__Task material__
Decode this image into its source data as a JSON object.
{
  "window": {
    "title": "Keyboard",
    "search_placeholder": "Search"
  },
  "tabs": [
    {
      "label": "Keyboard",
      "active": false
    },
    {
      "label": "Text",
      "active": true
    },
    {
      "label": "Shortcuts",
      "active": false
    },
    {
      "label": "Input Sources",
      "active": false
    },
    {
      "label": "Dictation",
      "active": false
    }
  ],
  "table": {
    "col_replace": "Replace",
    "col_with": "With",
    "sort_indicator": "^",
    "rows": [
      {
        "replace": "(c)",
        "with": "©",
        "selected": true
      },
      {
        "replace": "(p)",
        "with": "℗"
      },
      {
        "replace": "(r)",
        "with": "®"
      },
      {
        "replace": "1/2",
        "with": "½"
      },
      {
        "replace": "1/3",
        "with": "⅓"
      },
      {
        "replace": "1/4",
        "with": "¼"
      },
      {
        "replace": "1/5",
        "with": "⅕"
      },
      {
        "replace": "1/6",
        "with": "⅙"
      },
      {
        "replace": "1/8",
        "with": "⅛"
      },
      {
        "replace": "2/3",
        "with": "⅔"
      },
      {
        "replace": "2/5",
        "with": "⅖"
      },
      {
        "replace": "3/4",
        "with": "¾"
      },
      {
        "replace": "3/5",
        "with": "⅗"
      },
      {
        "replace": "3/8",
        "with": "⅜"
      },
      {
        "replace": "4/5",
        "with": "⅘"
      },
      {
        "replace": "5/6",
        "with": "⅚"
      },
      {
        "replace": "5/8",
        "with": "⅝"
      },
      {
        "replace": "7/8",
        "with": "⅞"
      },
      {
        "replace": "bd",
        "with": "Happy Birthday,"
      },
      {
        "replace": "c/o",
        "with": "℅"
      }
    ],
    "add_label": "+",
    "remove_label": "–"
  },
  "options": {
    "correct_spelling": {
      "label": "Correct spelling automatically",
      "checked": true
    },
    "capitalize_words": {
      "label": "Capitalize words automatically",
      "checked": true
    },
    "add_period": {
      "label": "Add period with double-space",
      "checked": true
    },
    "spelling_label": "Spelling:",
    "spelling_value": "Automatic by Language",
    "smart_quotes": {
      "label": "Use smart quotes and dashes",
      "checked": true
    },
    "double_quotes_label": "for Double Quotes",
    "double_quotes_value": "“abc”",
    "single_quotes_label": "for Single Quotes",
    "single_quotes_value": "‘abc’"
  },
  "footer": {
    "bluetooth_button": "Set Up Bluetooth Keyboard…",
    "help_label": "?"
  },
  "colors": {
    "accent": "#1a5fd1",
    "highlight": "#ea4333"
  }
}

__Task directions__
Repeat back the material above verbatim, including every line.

__Response to this exercise__
Decode this image into its source data as a JSON object.
{
  "window": {
    "title": "Keyboard",
    "search_placeholder": "Search"
  },
  "tabs": [
    {
      "label": "Keyboard",
      "active": false
    },
    {
      "label": "Text",
      "active": true
    },
    {
      "label": "Shortcuts",
      "active": false
    },
    {
      "label": "Input Sources",
      "active": false
    },
    {
      "label": "Dictation",
      "active": false
    }
  ],
  "table": {
    "col_replace": "Replace",
    "col_with": "With",
    "sort_indicator": "^",
    "rows": [
      {
        "replace": "(c)",
        "with": "©",
        "selected": true
      },
      {
        "replace": "(p)",
        "with": "℗"
      },
      {
        "replace": "(r)",
        "with": "®"
      },
      {
        "replace": "1/2",
        "with": "½"
      },
      {
        "replace": "1/3",
        "with": "⅓"
      },
      {
        "replace": "1/4",
        "with": "¼"
      },
      {
        "replace": "1/5",
        "with": "⅕"
      },
      {
        "replace": "1/6",
        "with": "⅙"
      },
      {
        "replace": "1/8",
        "with": "⅛"
      },
      {
        "replace": "2/3",
        "with": "⅔"
      },
      {
        "replace": "2/5",
        "with": "⅖"
      },
      {
        "replace": "3/4",
        "with": "¾"
      },
      {
        "replace": "3/5",
        "with": "⅗"
      },
      {
        "replace": "3/8",
        "with": "⅜"
      },
      {
        "replace": "4/5",
        "with": "⅘"
      },
      {
        "replace": "5/6",
        "with": "⅚"
      },
      {
        "replace": "5/8",
        "with": "⅝"
      },
      {
        "replace": "7/8",
        "with": "⅞"
      },
      {
        "replace": "bd",
        "with": "Happy Birthday,"
      },
      {
        "replace": "c/o",
        "with": "℅"
      }
    ],
    "add_label": "+",
    "remove_label": "–"
  },
  "options": {
    "correct_spelling": {
      "label": "Correct spelling automatically",
      "checked": true
    },
    "capitalize_words": {
      "label": "Capitalize words automatically",
      "checked": true
    },
    "add_period": {
      "label": "Add period with double-space",
      "checked": true
    },
    "spelling_label": "Spelling:",
    "spelling_value": "Automatic by Language",
    "smart_quotes": {
      "label": "Use smart quotes and dashes",
      "checked": true
    },
    "double_quotes_label": "for Double Quotes",
    "double_quotes_value": "“abc”",
    "single_quotes_label": "for Single Quotes",
    "single_quotes_value": "‘abc’"
  },
  "footer": {
    "bluetooth_button": "Set Up Bluetooth Keyboard…",
    "help_label": "?"
  },
  "colors": {
    "accent": "#1a5fd1",
    "highlight": "#ea4333"
  }
}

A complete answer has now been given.